● **Exercise material**:
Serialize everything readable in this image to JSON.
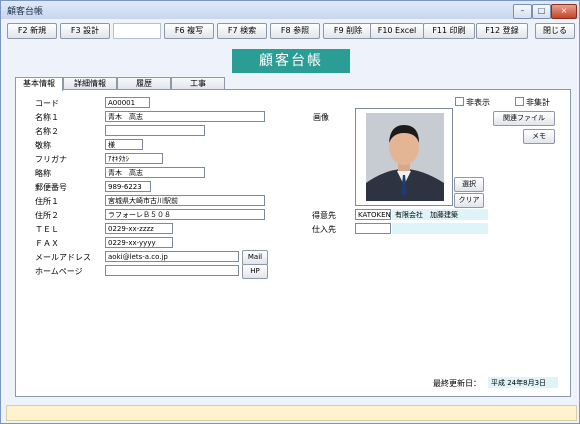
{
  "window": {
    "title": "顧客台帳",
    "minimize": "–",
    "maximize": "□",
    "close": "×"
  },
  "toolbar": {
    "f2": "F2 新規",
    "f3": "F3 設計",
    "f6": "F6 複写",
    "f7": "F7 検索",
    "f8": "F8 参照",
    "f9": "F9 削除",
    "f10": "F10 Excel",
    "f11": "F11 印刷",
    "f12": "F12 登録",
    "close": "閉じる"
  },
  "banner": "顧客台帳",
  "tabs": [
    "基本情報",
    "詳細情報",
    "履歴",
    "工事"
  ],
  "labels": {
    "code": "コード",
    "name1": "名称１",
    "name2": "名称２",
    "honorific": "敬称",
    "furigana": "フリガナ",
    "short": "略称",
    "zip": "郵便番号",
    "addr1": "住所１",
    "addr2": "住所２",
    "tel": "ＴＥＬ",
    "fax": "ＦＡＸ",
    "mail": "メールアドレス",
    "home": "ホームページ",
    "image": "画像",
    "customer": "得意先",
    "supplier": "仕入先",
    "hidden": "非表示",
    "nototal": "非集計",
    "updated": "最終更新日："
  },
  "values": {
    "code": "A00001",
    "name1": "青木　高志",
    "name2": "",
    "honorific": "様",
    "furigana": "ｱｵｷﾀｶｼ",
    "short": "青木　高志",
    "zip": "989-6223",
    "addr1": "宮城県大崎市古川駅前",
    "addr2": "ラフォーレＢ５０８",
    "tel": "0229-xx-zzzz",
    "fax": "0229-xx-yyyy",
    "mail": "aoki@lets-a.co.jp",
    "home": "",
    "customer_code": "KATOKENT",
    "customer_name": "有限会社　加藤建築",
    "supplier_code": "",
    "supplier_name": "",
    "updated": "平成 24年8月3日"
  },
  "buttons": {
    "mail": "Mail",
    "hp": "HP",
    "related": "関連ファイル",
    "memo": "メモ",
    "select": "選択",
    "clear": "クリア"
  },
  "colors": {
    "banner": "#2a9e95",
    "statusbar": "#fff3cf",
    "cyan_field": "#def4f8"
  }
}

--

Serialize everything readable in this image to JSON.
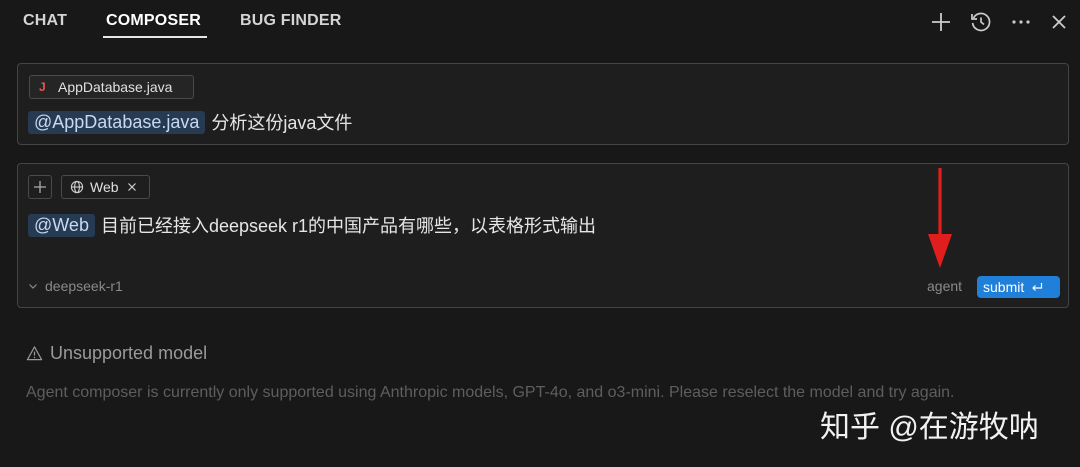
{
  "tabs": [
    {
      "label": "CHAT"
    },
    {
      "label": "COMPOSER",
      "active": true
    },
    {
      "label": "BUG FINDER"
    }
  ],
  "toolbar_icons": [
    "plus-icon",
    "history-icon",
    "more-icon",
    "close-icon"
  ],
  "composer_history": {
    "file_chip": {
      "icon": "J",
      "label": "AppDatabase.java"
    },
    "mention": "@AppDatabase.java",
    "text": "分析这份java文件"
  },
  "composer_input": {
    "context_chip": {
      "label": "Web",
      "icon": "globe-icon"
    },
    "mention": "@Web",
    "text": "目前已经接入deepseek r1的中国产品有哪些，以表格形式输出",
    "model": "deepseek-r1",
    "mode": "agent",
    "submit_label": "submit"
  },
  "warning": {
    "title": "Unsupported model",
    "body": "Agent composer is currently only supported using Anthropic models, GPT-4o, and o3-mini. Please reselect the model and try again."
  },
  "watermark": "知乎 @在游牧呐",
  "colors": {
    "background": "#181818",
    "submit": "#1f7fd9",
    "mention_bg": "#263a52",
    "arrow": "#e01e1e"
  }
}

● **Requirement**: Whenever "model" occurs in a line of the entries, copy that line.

● **Exercise response**:
    "model": "deepseek-r1",
    "title": "Unsupported model",
    "body": "Agent composer is currently only supported using Anthropic models, GPT-4o, and o3-mini. Please reselect the model and try again."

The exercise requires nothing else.